§ **Task instructions**:
Where the string "Mais" appears in a line of the data, show that line.
--
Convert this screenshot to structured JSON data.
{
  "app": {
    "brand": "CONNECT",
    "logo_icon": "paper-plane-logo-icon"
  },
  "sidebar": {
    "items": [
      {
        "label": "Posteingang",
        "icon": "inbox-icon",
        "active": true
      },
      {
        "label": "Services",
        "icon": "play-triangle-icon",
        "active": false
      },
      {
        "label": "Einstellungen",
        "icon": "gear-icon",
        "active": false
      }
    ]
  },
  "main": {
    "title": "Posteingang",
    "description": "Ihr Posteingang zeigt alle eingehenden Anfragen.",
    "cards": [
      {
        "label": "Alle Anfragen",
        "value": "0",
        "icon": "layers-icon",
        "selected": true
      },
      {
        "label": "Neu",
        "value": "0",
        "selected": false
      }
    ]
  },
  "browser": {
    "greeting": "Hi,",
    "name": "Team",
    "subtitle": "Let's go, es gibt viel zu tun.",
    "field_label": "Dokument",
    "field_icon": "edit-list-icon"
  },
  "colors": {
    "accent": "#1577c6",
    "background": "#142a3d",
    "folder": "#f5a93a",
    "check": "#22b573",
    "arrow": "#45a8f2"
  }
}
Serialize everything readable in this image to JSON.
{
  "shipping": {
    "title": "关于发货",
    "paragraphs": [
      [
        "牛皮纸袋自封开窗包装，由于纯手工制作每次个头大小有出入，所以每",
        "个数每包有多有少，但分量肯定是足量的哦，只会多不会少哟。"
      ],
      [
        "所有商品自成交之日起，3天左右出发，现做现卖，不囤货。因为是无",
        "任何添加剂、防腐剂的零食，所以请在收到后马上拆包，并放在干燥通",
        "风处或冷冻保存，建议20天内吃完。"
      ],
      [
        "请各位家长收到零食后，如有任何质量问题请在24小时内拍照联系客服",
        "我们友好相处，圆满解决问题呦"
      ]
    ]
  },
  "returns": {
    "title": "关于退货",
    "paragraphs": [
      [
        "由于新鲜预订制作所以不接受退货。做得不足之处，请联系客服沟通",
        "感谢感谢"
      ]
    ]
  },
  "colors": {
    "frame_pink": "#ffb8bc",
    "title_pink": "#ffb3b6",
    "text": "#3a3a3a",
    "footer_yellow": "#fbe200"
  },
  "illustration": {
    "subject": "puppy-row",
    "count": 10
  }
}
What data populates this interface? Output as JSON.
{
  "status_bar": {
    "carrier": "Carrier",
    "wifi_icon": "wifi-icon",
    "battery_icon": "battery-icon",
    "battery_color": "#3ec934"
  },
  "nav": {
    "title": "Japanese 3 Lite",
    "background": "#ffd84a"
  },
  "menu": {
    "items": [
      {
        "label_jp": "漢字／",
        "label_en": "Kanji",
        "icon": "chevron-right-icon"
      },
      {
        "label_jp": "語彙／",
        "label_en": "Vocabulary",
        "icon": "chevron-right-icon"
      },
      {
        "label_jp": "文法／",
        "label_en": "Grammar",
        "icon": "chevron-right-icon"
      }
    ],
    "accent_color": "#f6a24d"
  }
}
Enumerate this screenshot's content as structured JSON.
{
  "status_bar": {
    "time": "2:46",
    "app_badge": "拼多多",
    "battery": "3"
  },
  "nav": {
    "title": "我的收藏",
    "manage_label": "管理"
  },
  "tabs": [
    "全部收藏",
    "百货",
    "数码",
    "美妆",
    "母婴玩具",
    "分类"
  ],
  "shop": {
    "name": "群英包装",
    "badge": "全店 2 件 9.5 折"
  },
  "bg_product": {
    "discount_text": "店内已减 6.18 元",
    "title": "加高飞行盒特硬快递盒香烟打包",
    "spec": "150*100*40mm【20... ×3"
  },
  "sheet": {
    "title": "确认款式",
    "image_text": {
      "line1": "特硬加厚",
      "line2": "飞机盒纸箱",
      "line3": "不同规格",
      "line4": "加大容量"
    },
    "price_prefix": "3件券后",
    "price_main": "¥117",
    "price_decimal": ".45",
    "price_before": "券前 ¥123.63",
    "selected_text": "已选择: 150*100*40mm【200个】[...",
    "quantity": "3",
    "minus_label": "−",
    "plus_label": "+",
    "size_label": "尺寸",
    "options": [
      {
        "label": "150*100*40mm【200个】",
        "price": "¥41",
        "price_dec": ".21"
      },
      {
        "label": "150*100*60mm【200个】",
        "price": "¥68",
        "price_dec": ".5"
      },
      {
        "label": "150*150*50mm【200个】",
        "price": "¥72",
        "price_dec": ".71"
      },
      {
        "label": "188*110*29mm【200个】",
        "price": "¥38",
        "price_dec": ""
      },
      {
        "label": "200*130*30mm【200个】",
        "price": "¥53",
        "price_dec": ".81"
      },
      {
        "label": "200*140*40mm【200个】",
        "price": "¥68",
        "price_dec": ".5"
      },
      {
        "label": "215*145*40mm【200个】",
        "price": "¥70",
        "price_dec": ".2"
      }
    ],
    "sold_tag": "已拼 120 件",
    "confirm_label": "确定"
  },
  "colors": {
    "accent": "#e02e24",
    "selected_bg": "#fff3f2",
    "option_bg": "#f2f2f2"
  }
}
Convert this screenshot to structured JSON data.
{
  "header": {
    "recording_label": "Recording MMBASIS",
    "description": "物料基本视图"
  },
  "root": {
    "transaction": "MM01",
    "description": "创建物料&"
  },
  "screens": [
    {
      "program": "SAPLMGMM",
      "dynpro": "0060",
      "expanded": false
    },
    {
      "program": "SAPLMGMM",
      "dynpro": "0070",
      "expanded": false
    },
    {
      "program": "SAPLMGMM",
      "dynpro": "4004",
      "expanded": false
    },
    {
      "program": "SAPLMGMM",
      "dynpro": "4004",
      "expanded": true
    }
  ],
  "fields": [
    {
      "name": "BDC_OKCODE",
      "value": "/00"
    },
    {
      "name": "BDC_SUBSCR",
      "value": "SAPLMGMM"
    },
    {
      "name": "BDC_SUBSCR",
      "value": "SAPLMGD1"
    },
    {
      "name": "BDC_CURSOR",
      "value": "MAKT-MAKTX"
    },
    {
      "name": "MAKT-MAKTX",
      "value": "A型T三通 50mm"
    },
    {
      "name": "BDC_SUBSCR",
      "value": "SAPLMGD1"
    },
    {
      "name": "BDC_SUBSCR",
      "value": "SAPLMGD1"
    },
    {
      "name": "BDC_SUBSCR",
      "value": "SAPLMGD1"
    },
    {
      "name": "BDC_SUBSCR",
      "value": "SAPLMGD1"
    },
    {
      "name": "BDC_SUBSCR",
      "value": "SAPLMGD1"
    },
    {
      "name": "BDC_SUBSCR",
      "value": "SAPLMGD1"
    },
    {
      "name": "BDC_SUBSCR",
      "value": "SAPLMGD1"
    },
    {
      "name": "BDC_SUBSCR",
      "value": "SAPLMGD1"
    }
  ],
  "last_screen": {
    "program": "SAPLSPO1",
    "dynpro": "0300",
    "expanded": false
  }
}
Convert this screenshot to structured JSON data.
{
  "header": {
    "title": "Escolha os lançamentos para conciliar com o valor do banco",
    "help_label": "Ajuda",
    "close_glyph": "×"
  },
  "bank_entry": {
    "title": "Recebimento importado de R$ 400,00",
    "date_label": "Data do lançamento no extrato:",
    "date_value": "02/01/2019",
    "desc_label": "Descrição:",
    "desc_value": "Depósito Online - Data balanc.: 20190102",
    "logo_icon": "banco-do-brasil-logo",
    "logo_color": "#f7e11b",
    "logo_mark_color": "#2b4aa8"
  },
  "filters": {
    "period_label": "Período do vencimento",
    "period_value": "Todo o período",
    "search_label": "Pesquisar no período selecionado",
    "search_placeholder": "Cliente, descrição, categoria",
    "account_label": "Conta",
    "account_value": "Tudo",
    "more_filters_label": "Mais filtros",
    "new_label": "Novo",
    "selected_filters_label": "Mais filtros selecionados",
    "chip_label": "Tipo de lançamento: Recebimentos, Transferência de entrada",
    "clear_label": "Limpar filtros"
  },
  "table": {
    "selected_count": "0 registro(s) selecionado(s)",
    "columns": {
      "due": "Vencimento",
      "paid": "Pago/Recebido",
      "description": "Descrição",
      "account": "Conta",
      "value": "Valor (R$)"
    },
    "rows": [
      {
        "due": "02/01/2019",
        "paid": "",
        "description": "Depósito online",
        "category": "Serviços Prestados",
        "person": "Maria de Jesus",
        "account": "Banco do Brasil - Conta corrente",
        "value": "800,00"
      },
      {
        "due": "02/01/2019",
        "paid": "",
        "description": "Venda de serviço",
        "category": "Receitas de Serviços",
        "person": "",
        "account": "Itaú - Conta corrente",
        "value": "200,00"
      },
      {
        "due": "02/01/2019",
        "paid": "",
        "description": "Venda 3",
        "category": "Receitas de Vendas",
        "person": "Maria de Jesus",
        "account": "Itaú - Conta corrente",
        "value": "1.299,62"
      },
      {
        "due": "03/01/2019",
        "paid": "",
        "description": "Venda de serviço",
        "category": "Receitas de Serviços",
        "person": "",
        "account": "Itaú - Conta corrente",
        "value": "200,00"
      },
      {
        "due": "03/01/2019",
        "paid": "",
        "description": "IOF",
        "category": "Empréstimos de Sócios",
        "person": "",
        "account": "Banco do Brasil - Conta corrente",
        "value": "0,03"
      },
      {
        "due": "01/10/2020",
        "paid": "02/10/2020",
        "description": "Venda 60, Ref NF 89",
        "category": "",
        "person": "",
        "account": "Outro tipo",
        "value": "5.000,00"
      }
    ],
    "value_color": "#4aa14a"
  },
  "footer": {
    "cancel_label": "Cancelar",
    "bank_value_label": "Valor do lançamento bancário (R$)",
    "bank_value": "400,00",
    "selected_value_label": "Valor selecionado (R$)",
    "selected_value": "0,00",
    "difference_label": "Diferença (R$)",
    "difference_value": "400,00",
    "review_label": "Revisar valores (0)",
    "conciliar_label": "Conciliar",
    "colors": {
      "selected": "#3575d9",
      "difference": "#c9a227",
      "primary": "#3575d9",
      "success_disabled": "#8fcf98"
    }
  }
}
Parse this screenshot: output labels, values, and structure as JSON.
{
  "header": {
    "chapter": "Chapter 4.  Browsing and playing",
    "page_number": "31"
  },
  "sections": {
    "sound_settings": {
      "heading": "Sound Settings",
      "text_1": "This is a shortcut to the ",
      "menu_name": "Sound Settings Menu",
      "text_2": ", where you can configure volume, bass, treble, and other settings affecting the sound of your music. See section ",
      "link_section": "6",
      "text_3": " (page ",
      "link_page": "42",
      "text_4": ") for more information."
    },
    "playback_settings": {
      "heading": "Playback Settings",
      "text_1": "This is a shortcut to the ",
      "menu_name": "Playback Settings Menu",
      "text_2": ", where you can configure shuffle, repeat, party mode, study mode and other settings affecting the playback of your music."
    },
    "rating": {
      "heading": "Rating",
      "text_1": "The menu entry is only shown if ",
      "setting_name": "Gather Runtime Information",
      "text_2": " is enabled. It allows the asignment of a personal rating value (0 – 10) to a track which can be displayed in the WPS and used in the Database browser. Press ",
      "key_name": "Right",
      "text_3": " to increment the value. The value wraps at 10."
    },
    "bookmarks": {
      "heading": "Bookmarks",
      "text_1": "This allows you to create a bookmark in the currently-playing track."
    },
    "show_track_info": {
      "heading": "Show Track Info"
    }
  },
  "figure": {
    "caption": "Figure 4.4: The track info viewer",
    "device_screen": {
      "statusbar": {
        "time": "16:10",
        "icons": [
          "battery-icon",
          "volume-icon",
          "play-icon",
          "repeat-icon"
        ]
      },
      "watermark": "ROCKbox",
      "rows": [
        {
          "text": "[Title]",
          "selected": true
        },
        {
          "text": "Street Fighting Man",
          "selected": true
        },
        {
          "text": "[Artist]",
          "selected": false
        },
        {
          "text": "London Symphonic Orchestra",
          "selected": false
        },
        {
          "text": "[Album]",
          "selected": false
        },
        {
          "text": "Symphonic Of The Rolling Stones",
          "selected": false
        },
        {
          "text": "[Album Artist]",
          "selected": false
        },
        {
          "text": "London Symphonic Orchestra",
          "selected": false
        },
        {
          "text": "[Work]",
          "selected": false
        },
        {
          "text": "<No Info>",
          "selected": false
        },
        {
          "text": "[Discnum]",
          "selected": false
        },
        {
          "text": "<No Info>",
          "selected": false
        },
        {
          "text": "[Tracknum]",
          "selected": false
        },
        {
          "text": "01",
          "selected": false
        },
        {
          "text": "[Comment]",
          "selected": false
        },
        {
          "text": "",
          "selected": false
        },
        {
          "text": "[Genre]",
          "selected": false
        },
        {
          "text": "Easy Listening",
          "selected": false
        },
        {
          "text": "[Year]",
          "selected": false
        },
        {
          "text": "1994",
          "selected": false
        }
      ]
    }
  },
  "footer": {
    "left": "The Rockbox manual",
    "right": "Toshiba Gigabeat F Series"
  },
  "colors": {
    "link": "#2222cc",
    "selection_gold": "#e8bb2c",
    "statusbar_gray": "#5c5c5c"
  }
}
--
§ **Response to this exercise**:
    "more_filters_label": "Mais filtros",
    "selected_filters_label": "Mais filtros selecionados",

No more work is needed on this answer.